→ WHAT THIS TASK INVOLVES:
Below are the records. List every line holding the word "category".

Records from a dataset
________________

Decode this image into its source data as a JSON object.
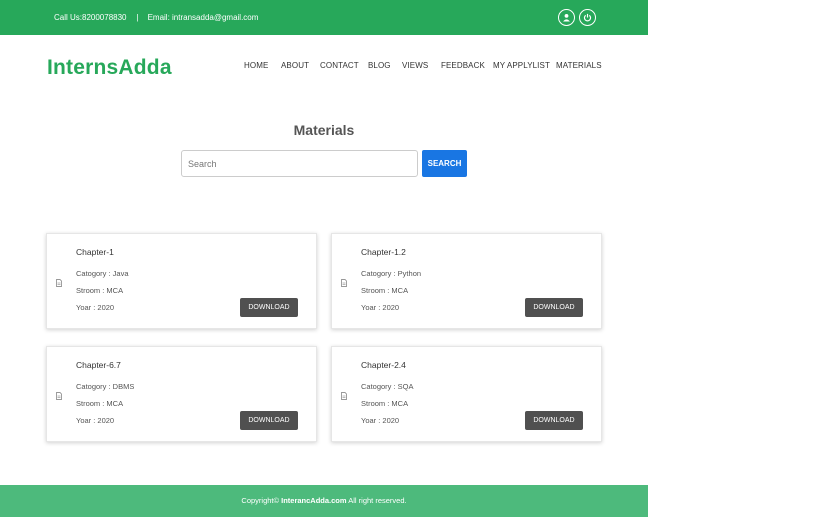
{
  "topbar": {
    "phone": "Call Us:8200078830",
    "separator": "|",
    "email": "Email: intransadda@gmail.com",
    "color": "#27a85a"
  },
  "header": {
    "logo": "InternsAdda",
    "nav": [
      "HOME",
      "ABOUT",
      "CONTACT",
      "BLOG",
      "VIEWS",
      "FEEDBACK",
      "MY APPLYLIST",
      "MATERIALS"
    ]
  },
  "main": {
    "title": "Materials",
    "search": {
      "placeholder": "Search",
      "button_label": "SEARCH"
    },
    "cards": [
      {
        "title": "Chapter-1",
        "category": "Catogory : Java",
        "stream": "Stroom : MCA",
        "year": "Yoar : 2020",
        "button": "DOWNLOAD"
      },
      {
        "title": "Chapter-1.2",
        "category": "Catogory : Python",
        "stream": "Stroom : MCA",
        "year": "Yoar : 2020",
        "button": "DOWNLOAD"
      },
      {
        "title": "Chapter-6.7",
        "category": "Catogory : DBMS",
        "stream": "Stroom : MCA",
        "year": "Yoar : 2020",
        "button": "DOWNLOAD"
      },
      {
        "title": "Chapter-2.4",
        "category": "Catogory : SQA",
        "stream": "Stroom : MCA",
        "year": "Yoar : 2020",
        "button": "DOWNLOAD"
      }
    ]
  },
  "footer": {
    "prefix": "Copyright©",
    "brand": "InterancAdda.com",
    "suffix": "All right reserved.",
    "color": "#4dba7c"
  }
}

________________

→ SOLUTION BELOW:
        "category": "Catogory : Java",
        "category": "Catogory : Python",
        "category": "Catogory : DBMS",
        "category": "Catogory : SQA",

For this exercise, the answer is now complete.